To conclude, I refer to the writing of Yoshinori Yasuda, an environmental archaeologist and Emeritus Professor at the International Research Center for Japanese Studies. And, once again, I paraphrase.
Professor Yasuda writes about how after Japan lost the Second World War it became untethered from its Shinto roots. In modern times, the original nature–based Shintoism had become appropriated and fundamentally altered into what is called Imperial Shintoism. At the end of the war, much of the world felt that Imperial Shintoism is what had lead Japan into the combat in the first place. Because of this, the Japanese people felt unable to express their Shinto–based philosophy anymore.
In the post war period of high economic growth, more traditional, broader views of nature, as well as polytheistic philosophy and religion, were rapidly lost. The Japanese people denied their ancient traditional philosophy and approached the environment with more western philosophical and religious views. Without the Japanese people’s original Shinto-based thoughts and philosophy the country as a whole became a kind of economic–materialistic animal and joined much of the world in contributing to the deforestation of tropical and boreal forests. Behind the scenes of the explosive economic growth of Japan, was a previously unthinkable exploitation of nature.
Considering Professor Yasuda’s perspective on post war Japan, and in light of today’s theme of seeking new ways to recover from natural disasters, I strongly believe that what is necessary is for Japanese people to recognize the importance of our Shinto roots, the philosophy based upon coexistence and interdependence with nature and the environment.
Although the western philosophy of material and scientific advancement has lead to many great and important improvements in modern society, I think it has gone too far. I believe we must balance the western materialistic and scientific view with the ancient eastern nature–based philosophy. I believe we need to honor and respect nature, which is the foundation of our existence.
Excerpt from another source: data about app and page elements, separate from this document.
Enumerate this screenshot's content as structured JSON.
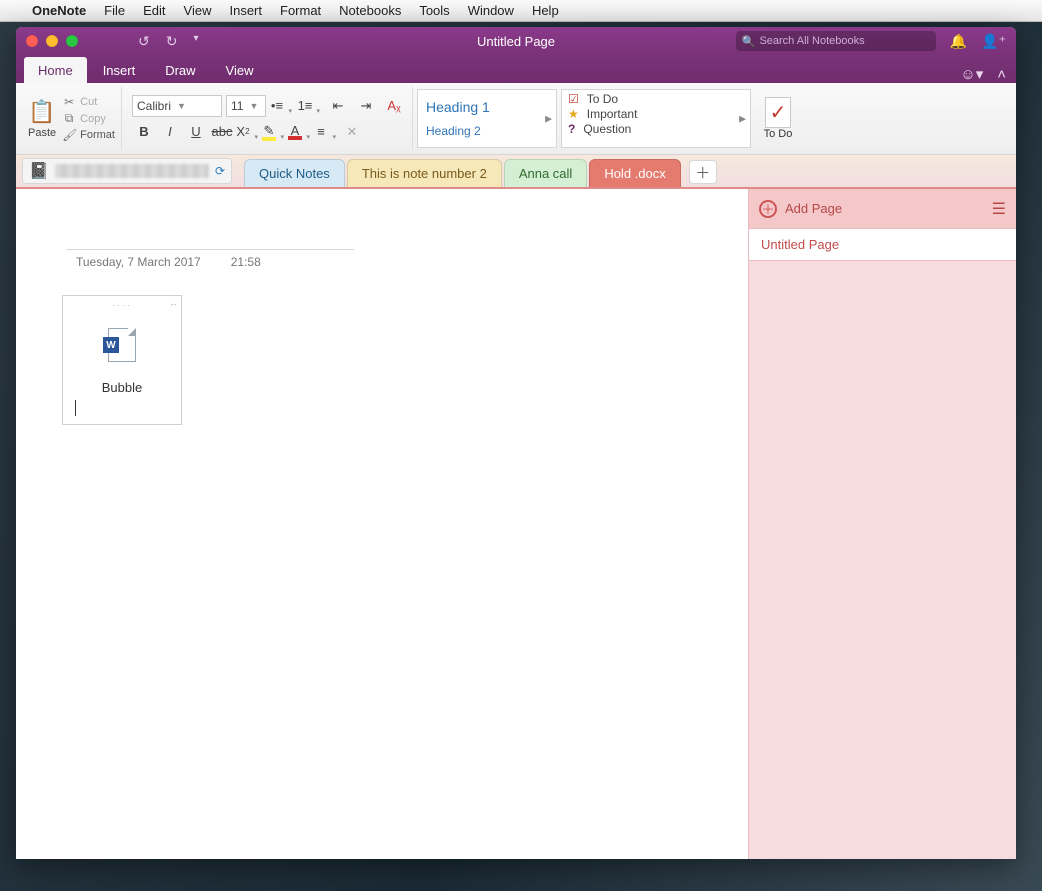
{
  "mac_menu": {
    "app": "OneNote",
    "items": [
      "File",
      "Edit",
      "View",
      "Insert",
      "Format",
      "Notebooks",
      "Tools",
      "Window",
      "Help"
    ]
  },
  "titlebar": {
    "title": "Untitled Page",
    "search_placeholder": "Search All Notebooks"
  },
  "ribbon_tabs": [
    "Home",
    "Insert",
    "Draw",
    "View"
  ],
  "ribbon": {
    "paste": "Paste",
    "cut": "Cut",
    "copy": "Copy",
    "format": "Format",
    "font_name": "Calibri",
    "font_size": "11",
    "heading1": "Heading 1",
    "heading2": "Heading 2",
    "tag_todo": "To Do",
    "tag_important": "Important",
    "tag_question": "Question",
    "todo_btn": "To Do"
  },
  "sections": [
    {
      "label": "Quick Notes",
      "color": "blue"
    },
    {
      "label": "This is note number 2",
      "color": "yellow"
    },
    {
      "label": "Anna call",
      "color": "green"
    },
    {
      "label": "Hold .docx",
      "color": "red",
      "active": true
    }
  ],
  "page": {
    "date": "Tuesday, 7 March 2017",
    "time": "21:58",
    "embed_name": "Bubble"
  },
  "pages_panel": {
    "add_page": "Add Page",
    "items": [
      "Untitled Page"
    ]
  }
}
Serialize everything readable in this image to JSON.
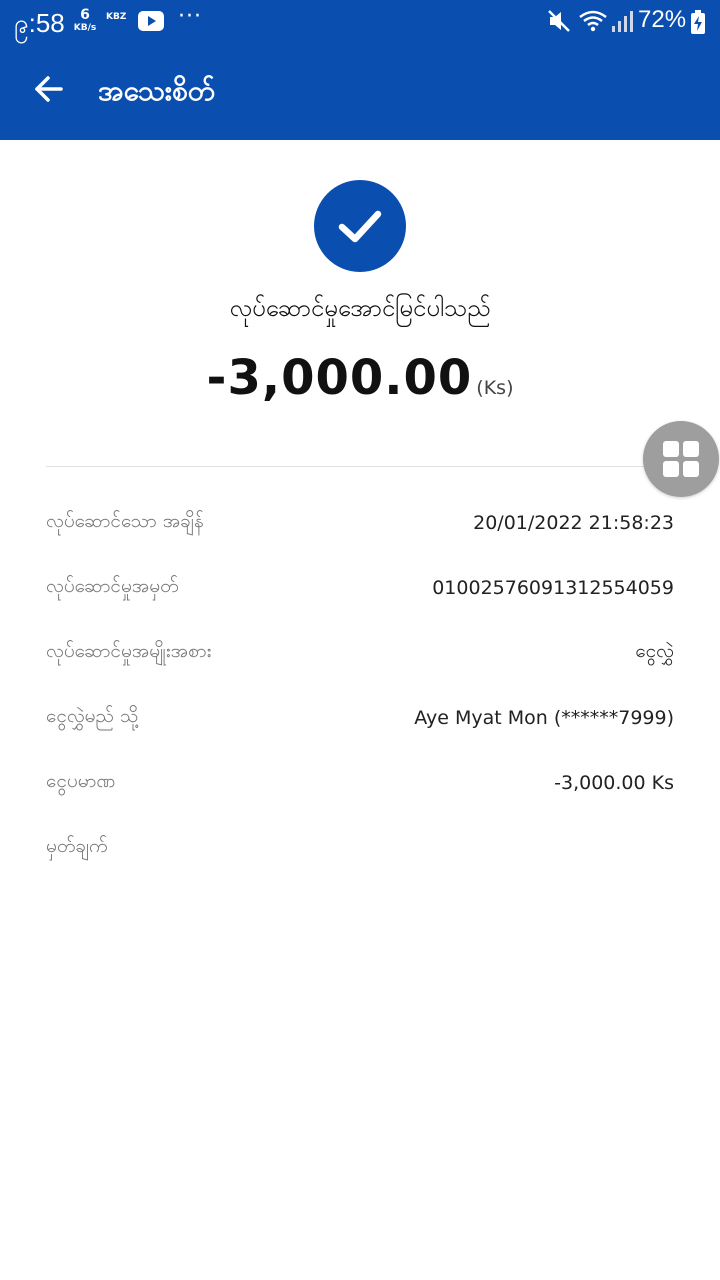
{
  "status_bar": {
    "time": "၉:58",
    "net_speed_value": "6",
    "net_speed_unit": "KB/s",
    "kbz_label": "KBZ",
    "more": "···",
    "battery": "72%"
  },
  "appbar": {
    "title": "အသေးစိတ်"
  },
  "result": {
    "status_text": "လုပ်ဆောင်မှုအောင်မြင်ပါသည်",
    "amount": "-3,000.00",
    "currency": "(Ks)"
  },
  "details": [
    {
      "label": "လုပ်ဆောင်သော အချိန်",
      "value": "20/01/2022 21:58:23"
    },
    {
      "label": "လုပ်ဆောင်မှုအမှတ်",
      "value": "01002576091312554059"
    },
    {
      "label": "လုပ်ဆောင်မှုအမျိုးအစား",
      "value": "ငွေလွှဲ"
    },
    {
      "label": "ငွေလွှဲမည် သို့",
      "value": "Aye Myat Mon (******7999)"
    },
    {
      "label": "ငွေပမာဏ",
      "value": "-3,000.00 Ks"
    },
    {
      "label": "မှတ်ချက်",
      "value": ""
    }
  ],
  "colors": {
    "primary": "#0a4fb0",
    "float_button": "#9e9e9e"
  },
  "icons": {
    "back": "arrow-left-icon",
    "success": "check-icon",
    "menu": "grid-icon"
  }
}
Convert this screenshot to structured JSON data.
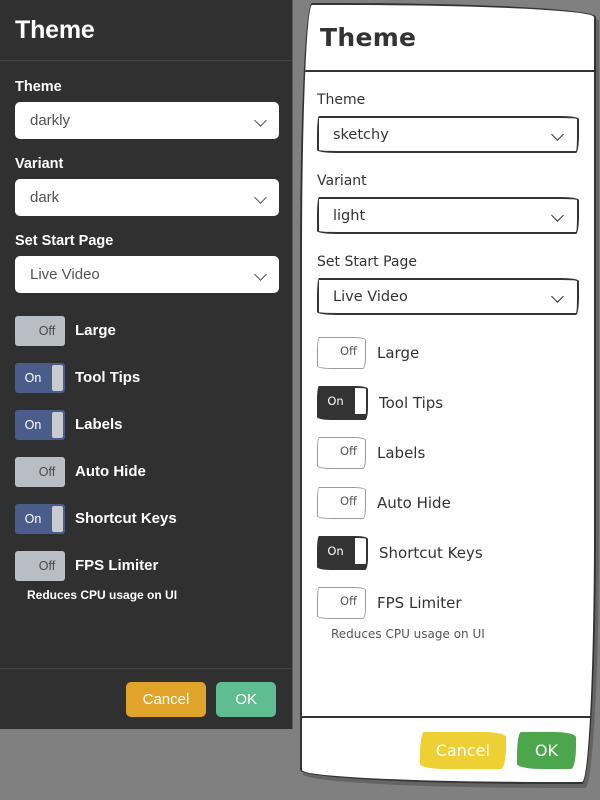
{
  "dark_dialog": {
    "theme_name": "darkly",
    "title": "Theme",
    "fields": {
      "theme_label": "Theme",
      "theme_value": "darkly",
      "variant_label": "Variant",
      "variant_value": "dark",
      "start_page_label": "Set Start Page",
      "start_page_value": "Live Video"
    },
    "toggles": [
      {
        "label": "Large",
        "state": "Off"
      },
      {
        "label": "Tool Tips",
        "state": "On"
      },
      {
        "label": "Labels",
        "state": "On"
      },
      {
        "label": "Auto Hide",
        "state": "Off"
      },
      {
        "label": "Shortcut Keys",
        "state": "On"
      },
      {
        "label": "FPS Limiter",
        "state": "Off"
      }
    ],
    "helper_text": "Reduces CPU usage on UI",
    "buttons": {
      "cancel": "Cancel",
      "ok": "OK"
    },
    "colors": {
      "background": "#303030",
      "toggle_on": "#4a5d8a",
      "toggle_off": "#b9bdc4",
      "cancel": "#e0a42b",
      "ok": "#60bd92"
    }
  },
  "sketchy_dialog": {
    "theme_name": "sketchy",
    "title": "Theme",
    "fields": {
      "theme_label": "Theme",
      "theme_value": "sketchy",
      "variant_label": "Variant",
      "variant_value": "light",
      "start_page_label": "Set Start Page",
      "start_page_value": "Live Video"
    },
    "toggles": [
      {
        "label": "Large",
        "state": "Off"
      },
      {
        "label": "Tool Tips",
        "state": "On"
      },
      {
        "label": "Labels",
        "state": "Off"
      },
      {
        "label": "Auto Hide",
        "state": "Off"
      },
      {
        "label": "Shortcut Keys",
        "state": "On"
      },
      {
        "label": "FPS Limiter",
        "state": "Off"
      }
    ],
    "helper_text": "Reduces CPU usage on UI",
    "buttons": {
      "cancel": "Cancel",
      "ok": "OK"
    },
    "colors": {
      "background": "#ffffff",
      "border": "#333333",
      "toggle_on": "#333333",
      "cancel": "#eecf34",
      "ok": "#4ca64c"
    }
  },
  "page_background": "#808080"
}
Born of the Japanese traditional and ancient view of living life in harmony with nature, Shumei International offers the Natural Agriculture way of life as a way toward the evolution of human culture. In so doing, we believe that Natural Agriculture can help bring the current imbalance between nature and materialism into a more sustainable balance.